RFID technology to track baggage has been on the aviation industry’s radar screen for years. However, never before has industry wide adoption been so close. Earlier this year at the Annual General Meeting (AGM) of the International Air Transport Association (IATA) its members agreed to consider expanding IATA’s existing baggage tag standards to include RFID inlays to enable real-time tracking of baggage.
The global trade association’s members will vote to pass a resolution next year committing the industry to the global adoption of RFID inlays. Signs are very positive, consensus will be reached to begin the technology rollout globally in 2020.
There will be a big transition ahead as the entire industry drives towards this goal including some challenges. Smartrac is well positioned to offer support and guidance to the partner ecosystem throughout the process.
Airline baggage tracking offers plenty of challenges that are documented in case studies IATA has gathered over the last few years. Smartrac is fully committed to supporting all suppliers of baggage tags, and their migration to supplying RFID-enabled tags by our Wings tag and our converting expertise.
“In terms of the technical capabilities of the tags needed for the comprehensive new tracking systems, we offer a very convincing answer with our new Wings inlay. Hence, we expect the new UHF (RAIN RFID) product to play a major role when the technology rollout starts in 2020,” says Stephen Howells, Senior Director, Product Marketing at Smartrac.
IATA Compliant, Auburn University RFID Lab Approved
IATA has also updated the RFID Standards, namely Recommended Practice 1740C, working with Auburn University to develop a set of performance criteria for tags and inlays.
Smartrac’s new Wings tag is tailored to airline baggage tracking requirements. In fact, it is more than that: Wings is one of the smallest UHF tags for luggage tagging in the market and one of the very few that are already approved under Auburn University RFID Lab’s category U. This category is related to asset tracking in aviation: Auburn University measures the tag performance on materials like cardboard, plastic or rubber and, as of now, lists only four inlays by three manufacturers as approved.
Andrew Price, Head, Global Baggage Operations at IATA explains what the initiative is and what the intended outcomes are. “The RFID supply chain is ready to provide baggage tags for our industry, and over the next few years IATA will be working with all stakeholders to drive use of the technology to maximize the benefits it offers”.
Wings Tag Facts & Figures
Smartrac’s Wings tag is equipped with NXP’s UCODE 8 IC, which comes with 128-bit EPC memory and features a unique 96-bit tag identifier (TID), a pre-serialized EPC and an auto adjust function for automated tag performance optimization. With its leading-edge RF performance for any given form factor, UCODE 8/8m enables long read distances and rapid inventory of dense RFID tag populations.
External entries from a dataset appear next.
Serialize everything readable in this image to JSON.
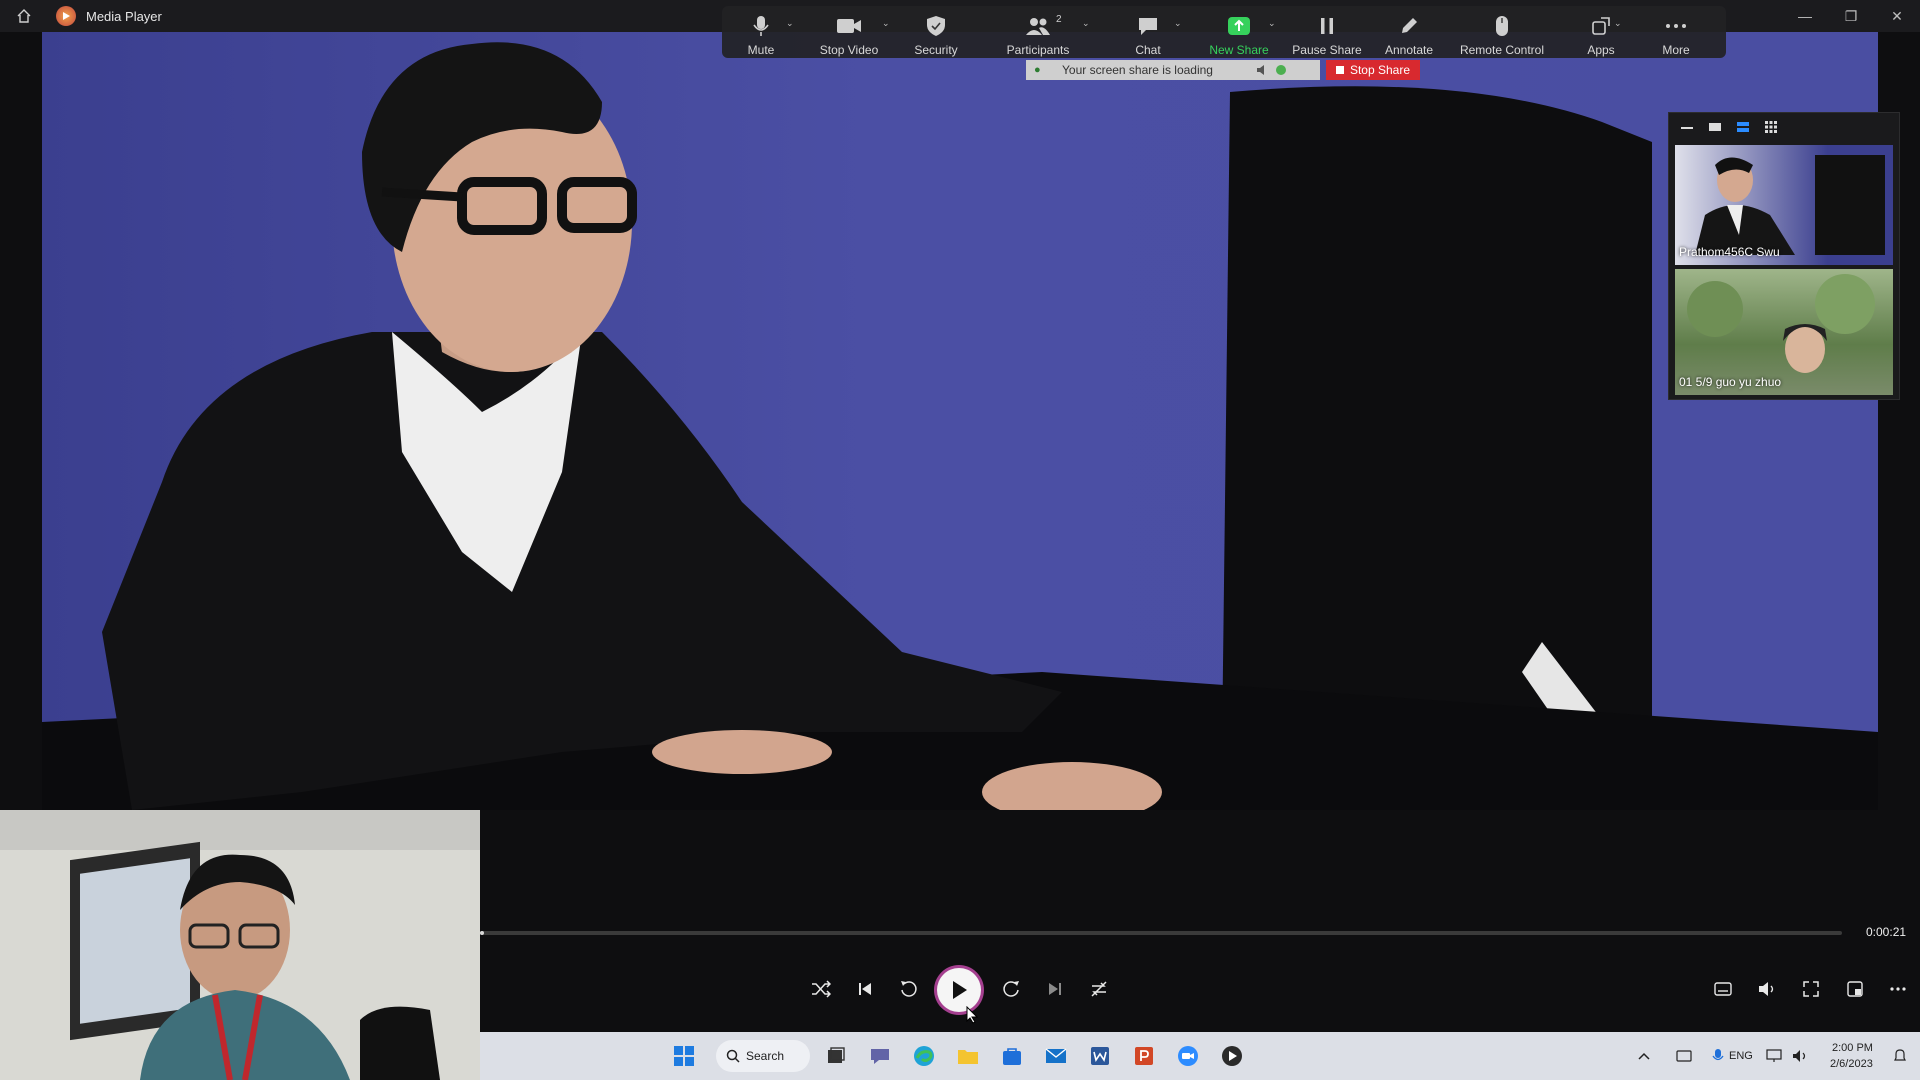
{
  "window": {
    "title": "Media Player"
  },
  "zoom_toolbar": {
    "items": [
      {
        "label": "Mute",
        "icon": "microphone-icon"
      },
      {
        "label": "Stop Video",
        "icon": "video-camera-icon"
      },
      {
        "label": "Security",
        "icon": "shield-icon"
      },
      {
        "label": "Participants",
        "icon": "participants-icon",
        "count": "2"
      },
      {
        "label": "Chat",
        "icon": "chat-icon"
      },
      {
        "label": "New Share",
        "icon": "share-up-arrow-icon"
      },
      {
        "label": "Pause Share",
        "icon": "pause-icon"
      },
      {
        "label": "Annotate",
        "icon": "pencil-icon"
      },
      {
        "label": "Remote Control",
        "icon": "mouse-icon"
      },
      {
        "label": "Apps",
        "icon": "apps-icon"
      },
      {
        "label": "More",
        "icon": "more-dots-icon"
      }
    ]
  },
  "share_banner": {
    "text": "Your screen share is loading",
    "stop_label": "Stop Share"
  },
  "participants": [
    {
      "name": "Prathom456C Swu"
    },
    {
      "name": "01 5/9 guo yu zhuo"
    }
  ],
  "player": {
    "time": "0:00:21",
    "progress": 0.0
  },
  "taskbar": {
    "search_label": "Search",
    "language": "ENG",
    "time": "2:00 PM",
    "date": "2/6/2023"
  },
  "colors": {
    "accent_green": "#36d15c",
    "stop_red": "#d8292f",
    "scene_blue": "#4b4fa4"
  }
}
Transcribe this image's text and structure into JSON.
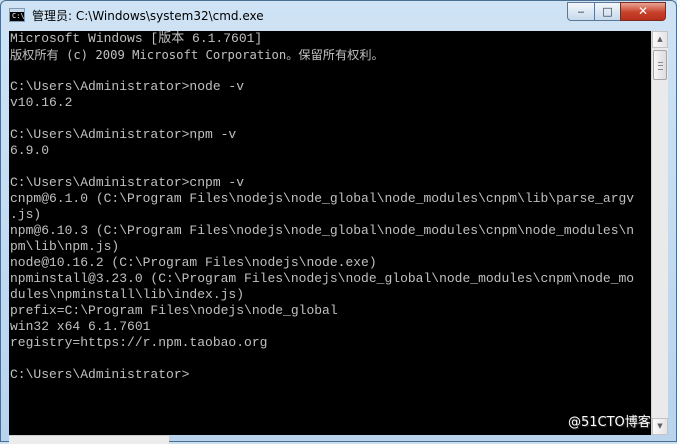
{
  "window": {
    "title": "管理员: C:\\Windows\\system32\\cmd.exe",
    "icon": "cmd-icon",
    "controls": {
      "minimize": "‒",
      "maximize": "□",
      "close": "✕"
    }
  },
  "console": {
    "lines": [
      "Microsoft Windows [版本 6.1.7601]",
      "版权所有 (c) 2009 Microsoft Corporation。保留所有权利。",
      "",
      "C:\\Users\\Administrator>node -v",
      "v10.16.2",
      "",
      "C:\\Users\\Administrator>npm -v",
      "6.9.0",
      "",
      "C:\\Users\\Administrator>cnpm -v",
      "cnpm@6.1.0 (C:\\Program Files\\nodejs\\node_global\\node_modules\\cnpm\\lib\\parse_argv",
      ".js)",
      "npm@6.10.3 (C:\\Program Files\\nodejs\\node_global\\node_modules\\cnpm\\node_modules\\n",
      "pm\\lib\\npm.js)",
      "node@10.16.2 (C:\\Program Files\\nodejs\\node.exe)",
      "npminstall@3.23.0 (C:\\Program Files\\nodejs\\node_global\\node_modules\\cnpm\\node_mo",
      "dules\\npminstall\\lib\\index.js)",
      "prefix=C:\\Program Files\\nodejs\\node_global",
      "win32 x64 6.1.7601",
      "registry=https://r.npm.taobao.org",
      "",
      "C:\\Users\\Administrator>"
    ]
  },
  "watermark": "@51CTO博客"
}
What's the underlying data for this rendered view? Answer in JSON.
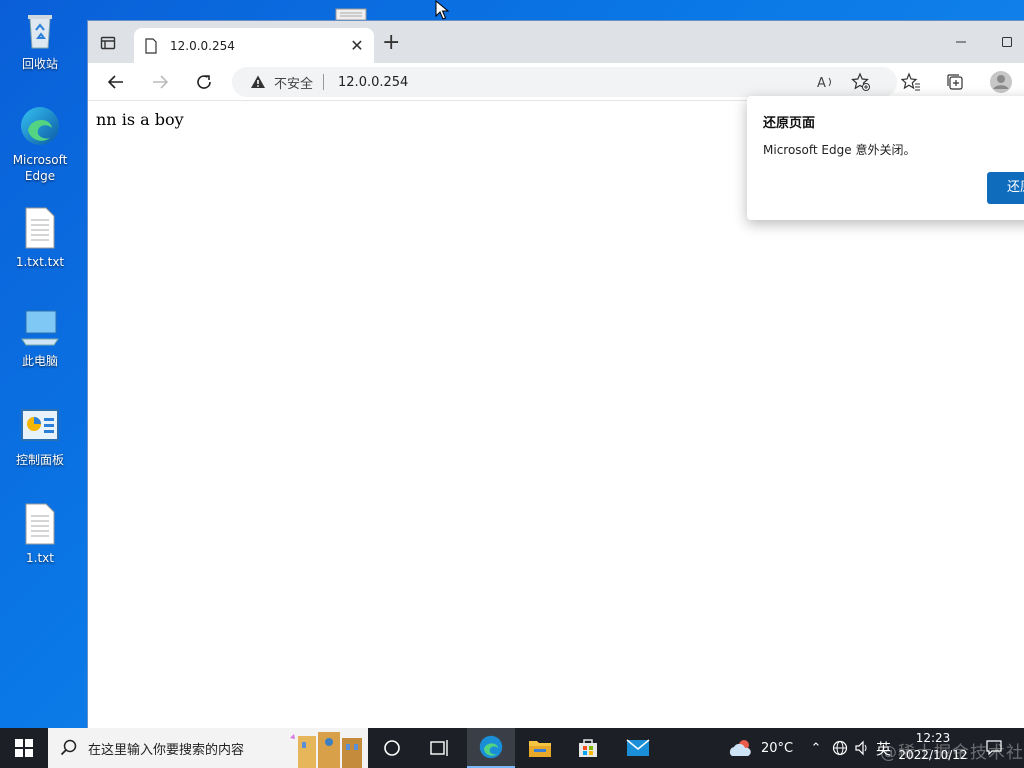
{
  "desktop": {
    "icons": [
      {
        "label": "回收站",
        "icon": "recycle-bin-icon"
      },
      {
        "label": "Microsoft\nEdge",
        "icon": "edge-icon"
      },
      {
        "label": "1.txt.txt",
        "icon": "text-file-icon"
      },
      {
        "label": "此电脑",
        "icon": "computer-icon"
      },
      {
        "label": "控制面板",
        "icon": "control-panel-icon"
      },
      {
        "label": "1.txt",
        "icon": "text-file-icon"
      }
    ]
  },
  "browser": {
    "tab_title": "12.0.0.254",
    "address": {
      "security_label": "不安全",
      "url": "12.0.0.254"
    },
    "page_text": "nn is a boy",
    "restore_popup": {
      "title": "还原页面",
      "message": "Microsoft Edge 意外关闭。",
      "button": "还原"
    }
  },
  "taskbar": {
    "search_placeholder": "在这里输入你要搜索的内容",
    "weather": "20°C",
    "ime": "英",
    "time": "12:23",
    "date": "2022/10/12",
    "watermark": "@稀土掘金技术社区"
  },
  "colors": {
    "desktop_blue": "#0a78e6",
    "edge_accent": "#0f6cbd",
    "taskbar": "#1c1f26"
  }
}
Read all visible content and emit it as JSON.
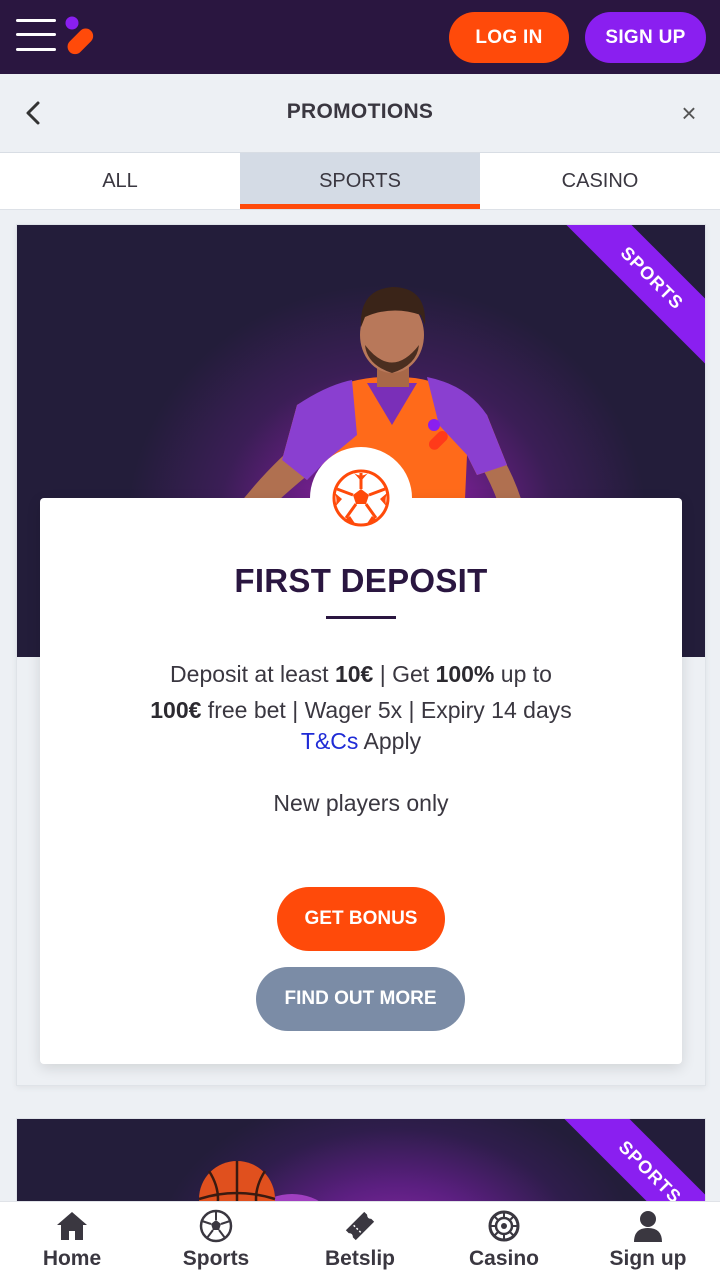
{
  "topbar": {
    "menu_icon": "hamburger-menu-icon",
    "logo_icon": "brand-logo-icon",
    "login_label": "LOG IN",
    "signup_label": "SIGN UP",
    "colors": {
      "bg": "#2a1640",
      "login": "#ff4a0a",
      "signup": "#8a1ff0"
    }
  },
  "header": {
    "title": "PROMOTIONS",
    "back_icon": "chevron-left-icon",
    "close_icon": "close-icon",
    "close_glyph": "×"
  },
  "tabs": [
    {
      "label": "ALL",
      "active": false
    },
    {
      "label": "SPORTS",
      "active": true
    },
    {
      "label": "CASINO",
      "active": false
    }
  ],
  "promo": {
    "ribbon": "SPORTS",
    "icon": "soccer-ball-icon",
    "title": "FIRST DEPOSIT",
    "desc_p1": "Deposit at least ",
    "desc_b1": "10€",
    "desc_p2": " | Get ",
    "desc_b2": "100%",
    "desc_p3": " up to ",
    "desc_b3": "100€",
    "desc_p4": " free bet | Wager 5x | Expiry 14 days",
    "tc_link": "T&Cs",
    "tc_rest": " Apply",
    "audience": "New players only",
    "get_bonus_label": "GET BONUS",
    "find_out_label": "FIND OUT MORE"
  },
  "promo2": {
    "ribbon": "SPORTS"
  },
  "bottom_nav": [
    {
      "label": "Home",
      "icon": "home-icon"
    },
    {
      "label": "Sports",
      "icon": "soccer-ball-icon"
    },
    {
      "label": "Betslip",
      "icon": "ticket-icon"
    },
    {
      "label": "Casino",
      "icon": "roulette-icon"
    },
    {
      "label": "Sign up",
      "icon": "user-icon"
    }
  ]
}
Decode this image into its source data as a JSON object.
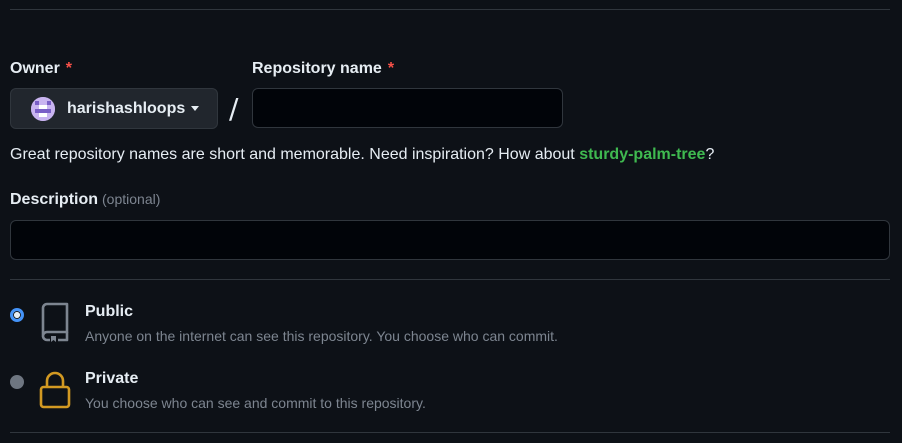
{
  "owner": {
    "label": "Owner",
    "required_marker": "*",
    "username": "harishashloops"
  },
  "repo": {
    "label": "Repository name",
    "required_marker": "*",
    "value": "",
    "separator": "/"
  },
  "hint": {
    "text": "Great repository names are short and memorable. Need inspiration? How about ",
    "suggestion": "sturdy-palm-tree",
    "end": "?"
  },
  "description": {
    "label": "Description",
    "optional": "(optional)",
    "value": ""
  },
  "visibility": {
    "public": {
      "title": "Public",
      "desc": "Anyone on the internet can see this repository. You choose who can commit.",
      "selected": true,
      "icon": "repo-book-icon"
    },
    "private": {
      "title": "Private",
      "desc": "You choose who can see and commit to this repository.",
      "selected": false,
      "icon": "lock-icon"
    }
  },
  "colors": {
    "background": "#0d1117",
    "required": "#f85149",
    "suggestion": "#3fb950",
    "radio_selected": "#4493f8",
    "lock": "#d29922"
  }
}
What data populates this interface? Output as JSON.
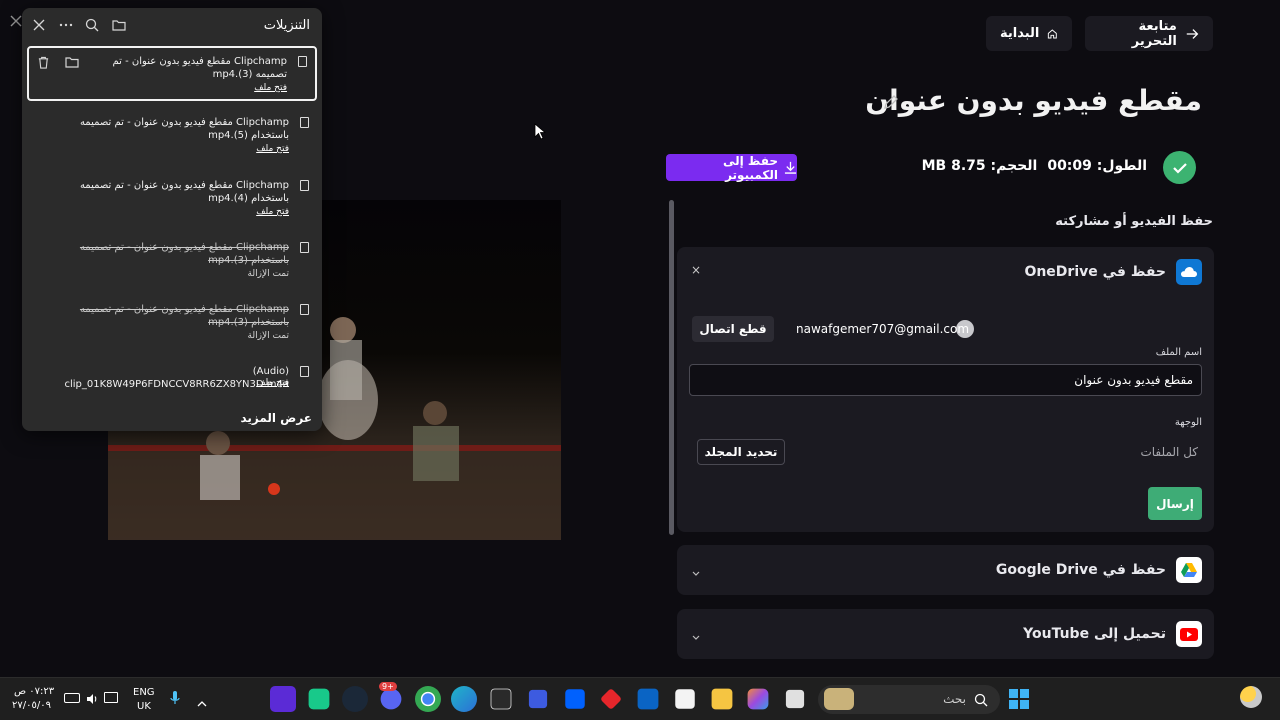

Wings has an aluminum antenna measuring 30 x 72 mm / 1.18 x 2.84 inches and operates in the UHF band (860 – 960 MHz). The tag’s structure combines aluminum with a PET substrate and paper layer resulting in a flexible and robust tag that can be applied to a wide range of surfaces and shapes, while surviving the rigors of international travel and the harsh environment of an unheated aircraft hold.
Perfectly tuned to one another, IC and antenna jointly enable a very high read sensitivity in two directions. Taken together, Wings’ features provide a reliable, high-performance solution not only for baggage tracking, but also for a wide range of apparel and supply chain management applications.